◆ WHAT IS REQUIRED ◆
Go through the material below line by line and count those containing "title". Write the count and nothing more.

Segment Open

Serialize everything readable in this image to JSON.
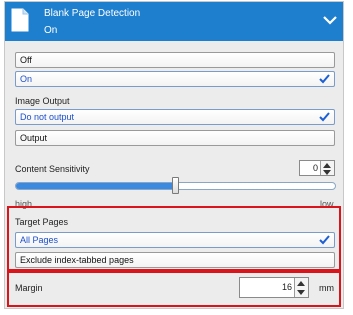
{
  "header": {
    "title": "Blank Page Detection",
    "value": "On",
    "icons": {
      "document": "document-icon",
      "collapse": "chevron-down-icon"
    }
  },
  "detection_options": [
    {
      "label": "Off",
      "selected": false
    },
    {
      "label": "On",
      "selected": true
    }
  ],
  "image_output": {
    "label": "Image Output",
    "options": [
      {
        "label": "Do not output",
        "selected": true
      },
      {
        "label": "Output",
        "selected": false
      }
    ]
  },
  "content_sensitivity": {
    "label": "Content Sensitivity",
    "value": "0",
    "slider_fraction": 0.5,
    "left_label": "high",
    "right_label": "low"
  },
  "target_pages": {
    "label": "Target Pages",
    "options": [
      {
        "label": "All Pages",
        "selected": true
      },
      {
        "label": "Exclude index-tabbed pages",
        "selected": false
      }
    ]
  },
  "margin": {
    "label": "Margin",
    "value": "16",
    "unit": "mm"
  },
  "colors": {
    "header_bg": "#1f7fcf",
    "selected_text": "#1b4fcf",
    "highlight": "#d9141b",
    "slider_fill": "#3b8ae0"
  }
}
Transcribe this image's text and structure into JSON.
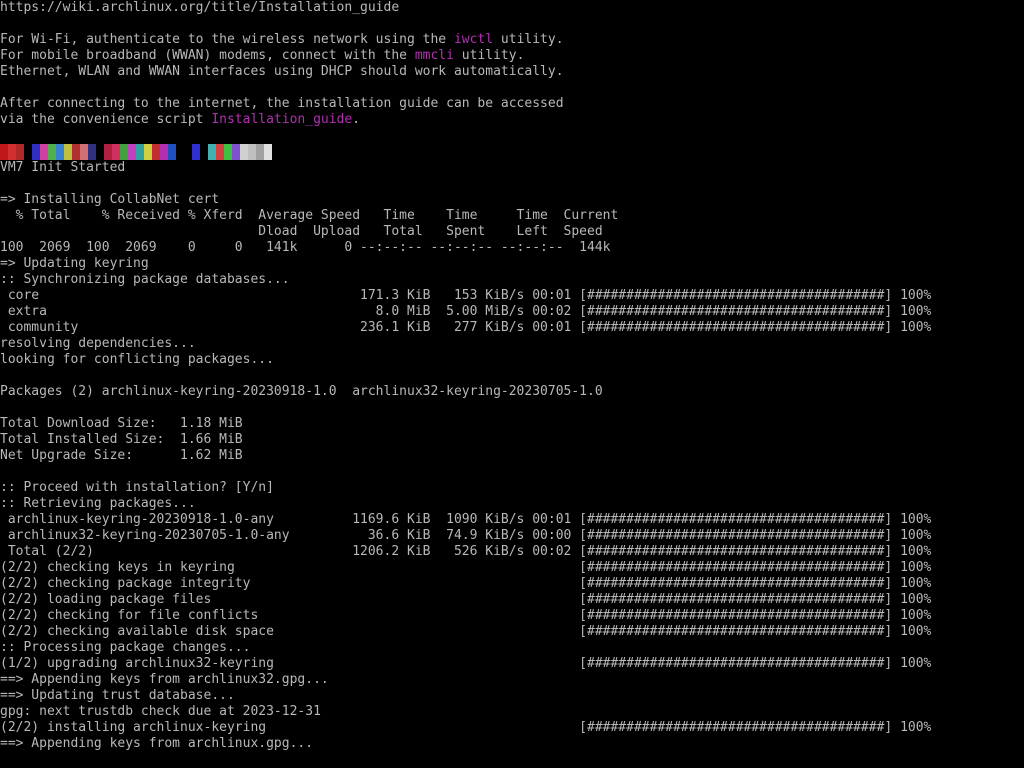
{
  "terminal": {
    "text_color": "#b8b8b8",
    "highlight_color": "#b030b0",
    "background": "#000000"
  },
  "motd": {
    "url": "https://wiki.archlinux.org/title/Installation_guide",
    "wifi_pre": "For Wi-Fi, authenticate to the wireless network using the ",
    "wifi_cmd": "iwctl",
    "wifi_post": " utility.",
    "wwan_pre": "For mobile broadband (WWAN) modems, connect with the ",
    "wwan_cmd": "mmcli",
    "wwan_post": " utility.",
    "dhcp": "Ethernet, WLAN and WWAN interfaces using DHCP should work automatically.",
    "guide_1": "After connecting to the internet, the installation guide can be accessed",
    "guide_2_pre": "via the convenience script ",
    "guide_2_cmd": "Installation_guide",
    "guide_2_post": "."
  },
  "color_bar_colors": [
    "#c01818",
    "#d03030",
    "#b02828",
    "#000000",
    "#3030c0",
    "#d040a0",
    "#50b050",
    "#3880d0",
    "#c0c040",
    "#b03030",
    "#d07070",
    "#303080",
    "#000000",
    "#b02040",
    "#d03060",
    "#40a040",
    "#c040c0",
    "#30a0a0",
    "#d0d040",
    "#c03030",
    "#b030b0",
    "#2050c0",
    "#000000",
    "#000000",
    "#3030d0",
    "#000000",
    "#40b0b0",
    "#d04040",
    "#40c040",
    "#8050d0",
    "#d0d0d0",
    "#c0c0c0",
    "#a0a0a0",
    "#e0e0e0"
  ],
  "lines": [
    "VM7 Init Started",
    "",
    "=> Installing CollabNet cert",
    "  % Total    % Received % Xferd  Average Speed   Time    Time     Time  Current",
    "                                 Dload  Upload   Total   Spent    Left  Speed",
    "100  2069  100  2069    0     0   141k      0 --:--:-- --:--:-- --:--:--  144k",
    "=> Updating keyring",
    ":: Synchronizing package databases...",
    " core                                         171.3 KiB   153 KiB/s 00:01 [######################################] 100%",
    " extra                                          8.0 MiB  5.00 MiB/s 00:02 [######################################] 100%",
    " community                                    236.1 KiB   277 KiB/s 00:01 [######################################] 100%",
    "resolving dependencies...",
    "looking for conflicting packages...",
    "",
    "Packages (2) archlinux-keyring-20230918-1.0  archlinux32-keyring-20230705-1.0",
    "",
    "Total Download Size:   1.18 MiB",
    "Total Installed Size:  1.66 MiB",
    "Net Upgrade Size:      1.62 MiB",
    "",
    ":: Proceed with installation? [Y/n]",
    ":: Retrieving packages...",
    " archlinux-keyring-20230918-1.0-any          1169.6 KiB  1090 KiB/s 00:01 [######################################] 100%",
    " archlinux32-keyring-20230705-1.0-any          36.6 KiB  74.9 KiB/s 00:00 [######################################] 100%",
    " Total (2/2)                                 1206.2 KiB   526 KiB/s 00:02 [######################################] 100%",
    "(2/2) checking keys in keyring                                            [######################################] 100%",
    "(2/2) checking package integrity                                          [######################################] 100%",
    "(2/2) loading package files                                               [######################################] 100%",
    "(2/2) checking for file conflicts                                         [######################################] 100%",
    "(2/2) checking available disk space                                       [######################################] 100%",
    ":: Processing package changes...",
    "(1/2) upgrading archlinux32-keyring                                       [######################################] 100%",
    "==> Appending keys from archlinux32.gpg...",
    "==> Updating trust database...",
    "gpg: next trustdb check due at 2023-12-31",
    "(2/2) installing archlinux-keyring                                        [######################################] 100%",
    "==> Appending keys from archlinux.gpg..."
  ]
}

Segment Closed

◆ RESPONSE TO THIS EXERCISE ◆
2